__The task__
Work out the number of lines in the records that include the word "this"; reply with that number alone.

__Records provided__

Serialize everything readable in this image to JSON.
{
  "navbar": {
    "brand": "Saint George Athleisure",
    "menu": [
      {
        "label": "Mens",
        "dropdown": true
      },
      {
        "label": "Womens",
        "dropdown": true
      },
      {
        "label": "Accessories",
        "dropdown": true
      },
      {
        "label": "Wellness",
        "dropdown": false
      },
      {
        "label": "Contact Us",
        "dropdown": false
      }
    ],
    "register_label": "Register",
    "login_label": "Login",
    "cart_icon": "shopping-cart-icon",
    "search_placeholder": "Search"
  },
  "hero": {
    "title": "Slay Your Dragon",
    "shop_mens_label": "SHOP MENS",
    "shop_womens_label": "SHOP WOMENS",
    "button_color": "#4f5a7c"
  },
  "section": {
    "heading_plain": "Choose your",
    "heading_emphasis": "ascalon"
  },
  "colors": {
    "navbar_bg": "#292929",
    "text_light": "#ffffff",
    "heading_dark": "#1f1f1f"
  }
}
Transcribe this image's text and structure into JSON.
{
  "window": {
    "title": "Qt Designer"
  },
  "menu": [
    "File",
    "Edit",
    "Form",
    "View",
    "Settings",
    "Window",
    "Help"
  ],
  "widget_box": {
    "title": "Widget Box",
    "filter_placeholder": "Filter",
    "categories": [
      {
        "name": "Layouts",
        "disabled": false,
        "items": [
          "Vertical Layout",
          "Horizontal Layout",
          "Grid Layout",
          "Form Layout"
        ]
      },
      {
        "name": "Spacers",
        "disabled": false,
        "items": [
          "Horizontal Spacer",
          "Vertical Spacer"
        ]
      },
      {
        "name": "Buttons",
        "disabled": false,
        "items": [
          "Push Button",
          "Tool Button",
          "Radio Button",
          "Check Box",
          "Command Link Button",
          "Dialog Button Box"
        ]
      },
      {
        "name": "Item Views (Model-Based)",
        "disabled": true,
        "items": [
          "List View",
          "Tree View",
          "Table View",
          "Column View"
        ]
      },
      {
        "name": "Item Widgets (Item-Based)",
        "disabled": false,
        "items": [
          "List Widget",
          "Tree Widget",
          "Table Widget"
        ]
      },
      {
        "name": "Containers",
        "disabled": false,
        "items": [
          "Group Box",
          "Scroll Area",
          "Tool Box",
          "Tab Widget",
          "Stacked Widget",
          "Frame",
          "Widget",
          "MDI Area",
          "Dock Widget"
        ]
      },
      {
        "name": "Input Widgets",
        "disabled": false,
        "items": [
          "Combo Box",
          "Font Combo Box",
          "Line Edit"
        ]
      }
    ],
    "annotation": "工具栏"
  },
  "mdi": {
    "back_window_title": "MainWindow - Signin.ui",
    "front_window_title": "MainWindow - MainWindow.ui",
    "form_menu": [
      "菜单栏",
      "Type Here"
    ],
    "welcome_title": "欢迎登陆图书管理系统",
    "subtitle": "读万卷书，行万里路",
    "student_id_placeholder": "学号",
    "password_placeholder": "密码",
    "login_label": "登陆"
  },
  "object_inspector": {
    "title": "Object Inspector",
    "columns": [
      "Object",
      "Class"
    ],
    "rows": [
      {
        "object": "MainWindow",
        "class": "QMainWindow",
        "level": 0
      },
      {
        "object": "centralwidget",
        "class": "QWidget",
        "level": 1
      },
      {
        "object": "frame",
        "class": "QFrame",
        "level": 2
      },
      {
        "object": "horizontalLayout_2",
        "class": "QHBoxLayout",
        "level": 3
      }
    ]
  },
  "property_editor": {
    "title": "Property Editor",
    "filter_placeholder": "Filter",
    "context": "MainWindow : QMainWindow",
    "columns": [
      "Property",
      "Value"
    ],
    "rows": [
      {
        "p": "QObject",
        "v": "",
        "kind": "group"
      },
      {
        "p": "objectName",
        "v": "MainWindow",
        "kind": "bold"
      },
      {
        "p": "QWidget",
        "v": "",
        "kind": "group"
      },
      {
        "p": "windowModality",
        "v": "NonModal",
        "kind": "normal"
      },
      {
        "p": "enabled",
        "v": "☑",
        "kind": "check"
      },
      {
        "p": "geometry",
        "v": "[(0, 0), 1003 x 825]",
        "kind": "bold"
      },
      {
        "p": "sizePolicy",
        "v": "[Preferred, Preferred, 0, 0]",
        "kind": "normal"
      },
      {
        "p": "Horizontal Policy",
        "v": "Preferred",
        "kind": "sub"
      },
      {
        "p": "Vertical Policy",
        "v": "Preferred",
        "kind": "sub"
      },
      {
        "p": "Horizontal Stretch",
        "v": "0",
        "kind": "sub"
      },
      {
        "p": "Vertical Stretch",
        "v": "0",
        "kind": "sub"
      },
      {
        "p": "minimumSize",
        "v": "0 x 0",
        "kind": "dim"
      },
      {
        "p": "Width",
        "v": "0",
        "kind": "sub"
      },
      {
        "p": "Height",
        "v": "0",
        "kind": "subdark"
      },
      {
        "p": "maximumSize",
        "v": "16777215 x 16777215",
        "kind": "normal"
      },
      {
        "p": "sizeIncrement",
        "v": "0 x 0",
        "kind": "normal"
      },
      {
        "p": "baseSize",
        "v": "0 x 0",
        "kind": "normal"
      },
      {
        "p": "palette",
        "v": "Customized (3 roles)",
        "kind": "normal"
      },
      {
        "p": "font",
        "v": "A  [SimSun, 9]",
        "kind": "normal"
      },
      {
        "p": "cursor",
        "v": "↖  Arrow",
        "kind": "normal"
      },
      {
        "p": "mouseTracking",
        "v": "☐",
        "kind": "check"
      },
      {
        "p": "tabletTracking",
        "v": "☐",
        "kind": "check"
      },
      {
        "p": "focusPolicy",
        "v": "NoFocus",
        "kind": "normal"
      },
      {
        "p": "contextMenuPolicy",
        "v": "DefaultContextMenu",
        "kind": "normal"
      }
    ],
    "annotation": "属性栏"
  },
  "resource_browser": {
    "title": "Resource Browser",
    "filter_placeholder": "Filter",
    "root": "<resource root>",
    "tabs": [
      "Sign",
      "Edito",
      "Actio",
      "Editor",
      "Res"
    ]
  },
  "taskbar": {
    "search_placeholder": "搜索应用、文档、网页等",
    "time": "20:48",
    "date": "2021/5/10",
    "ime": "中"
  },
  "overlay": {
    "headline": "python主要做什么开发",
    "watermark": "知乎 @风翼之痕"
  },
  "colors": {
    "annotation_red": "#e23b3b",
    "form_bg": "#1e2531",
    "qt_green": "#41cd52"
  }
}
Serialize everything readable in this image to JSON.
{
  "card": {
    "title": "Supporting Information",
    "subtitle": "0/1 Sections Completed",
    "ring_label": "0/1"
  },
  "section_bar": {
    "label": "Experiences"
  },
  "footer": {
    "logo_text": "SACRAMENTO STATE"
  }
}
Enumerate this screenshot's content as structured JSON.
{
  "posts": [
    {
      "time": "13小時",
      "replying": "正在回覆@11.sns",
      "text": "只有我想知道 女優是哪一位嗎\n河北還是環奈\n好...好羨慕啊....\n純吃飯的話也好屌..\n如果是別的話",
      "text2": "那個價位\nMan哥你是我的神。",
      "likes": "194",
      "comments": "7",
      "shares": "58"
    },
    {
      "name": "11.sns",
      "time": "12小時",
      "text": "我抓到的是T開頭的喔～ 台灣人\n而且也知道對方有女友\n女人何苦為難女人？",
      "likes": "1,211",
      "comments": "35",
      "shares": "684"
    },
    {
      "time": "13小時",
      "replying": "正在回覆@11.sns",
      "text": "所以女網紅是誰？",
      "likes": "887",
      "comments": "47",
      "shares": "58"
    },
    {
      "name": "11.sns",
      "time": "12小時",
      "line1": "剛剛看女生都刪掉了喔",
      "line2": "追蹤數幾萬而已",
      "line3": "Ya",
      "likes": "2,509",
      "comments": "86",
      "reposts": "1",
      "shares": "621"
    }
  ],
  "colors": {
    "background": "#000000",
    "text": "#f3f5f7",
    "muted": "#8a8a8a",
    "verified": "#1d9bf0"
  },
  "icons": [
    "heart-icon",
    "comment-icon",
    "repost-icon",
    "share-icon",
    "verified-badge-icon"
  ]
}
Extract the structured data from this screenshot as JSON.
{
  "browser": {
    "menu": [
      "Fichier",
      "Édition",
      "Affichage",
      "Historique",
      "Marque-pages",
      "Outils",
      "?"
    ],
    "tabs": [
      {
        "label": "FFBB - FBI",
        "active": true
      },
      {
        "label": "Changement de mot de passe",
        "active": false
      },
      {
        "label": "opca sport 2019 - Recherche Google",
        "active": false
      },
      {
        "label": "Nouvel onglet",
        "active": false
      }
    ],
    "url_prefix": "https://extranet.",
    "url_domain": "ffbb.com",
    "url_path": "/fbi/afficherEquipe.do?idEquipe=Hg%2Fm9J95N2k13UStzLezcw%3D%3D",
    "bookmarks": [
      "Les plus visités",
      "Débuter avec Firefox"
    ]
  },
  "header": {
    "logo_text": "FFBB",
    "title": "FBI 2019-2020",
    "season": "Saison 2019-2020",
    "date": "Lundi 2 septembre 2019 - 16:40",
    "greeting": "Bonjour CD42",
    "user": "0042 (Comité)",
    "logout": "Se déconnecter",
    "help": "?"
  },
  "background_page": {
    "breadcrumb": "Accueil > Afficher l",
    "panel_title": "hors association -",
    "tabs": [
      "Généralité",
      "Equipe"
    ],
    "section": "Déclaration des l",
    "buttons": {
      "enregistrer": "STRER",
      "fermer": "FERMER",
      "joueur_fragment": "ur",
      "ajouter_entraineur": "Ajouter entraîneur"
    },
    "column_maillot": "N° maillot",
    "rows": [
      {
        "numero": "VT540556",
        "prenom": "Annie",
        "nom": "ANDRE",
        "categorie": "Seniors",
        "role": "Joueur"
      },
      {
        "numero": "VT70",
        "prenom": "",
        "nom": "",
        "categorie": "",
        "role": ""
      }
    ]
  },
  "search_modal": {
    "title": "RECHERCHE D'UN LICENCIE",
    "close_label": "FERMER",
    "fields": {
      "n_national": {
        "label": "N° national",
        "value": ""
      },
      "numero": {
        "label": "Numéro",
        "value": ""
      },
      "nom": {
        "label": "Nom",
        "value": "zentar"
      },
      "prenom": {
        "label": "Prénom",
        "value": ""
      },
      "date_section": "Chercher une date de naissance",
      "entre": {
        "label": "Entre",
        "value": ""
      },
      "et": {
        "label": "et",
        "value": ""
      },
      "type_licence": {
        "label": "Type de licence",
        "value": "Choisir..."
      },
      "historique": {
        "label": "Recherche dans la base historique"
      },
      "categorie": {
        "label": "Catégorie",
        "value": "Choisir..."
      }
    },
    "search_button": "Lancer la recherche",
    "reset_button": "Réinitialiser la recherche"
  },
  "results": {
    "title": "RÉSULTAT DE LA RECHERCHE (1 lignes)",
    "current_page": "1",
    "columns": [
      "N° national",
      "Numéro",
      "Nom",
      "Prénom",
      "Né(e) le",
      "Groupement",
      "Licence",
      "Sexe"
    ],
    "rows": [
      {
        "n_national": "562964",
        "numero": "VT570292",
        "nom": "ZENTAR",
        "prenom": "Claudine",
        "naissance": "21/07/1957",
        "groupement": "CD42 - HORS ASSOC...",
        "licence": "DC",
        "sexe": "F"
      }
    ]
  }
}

__Answer for the task__
5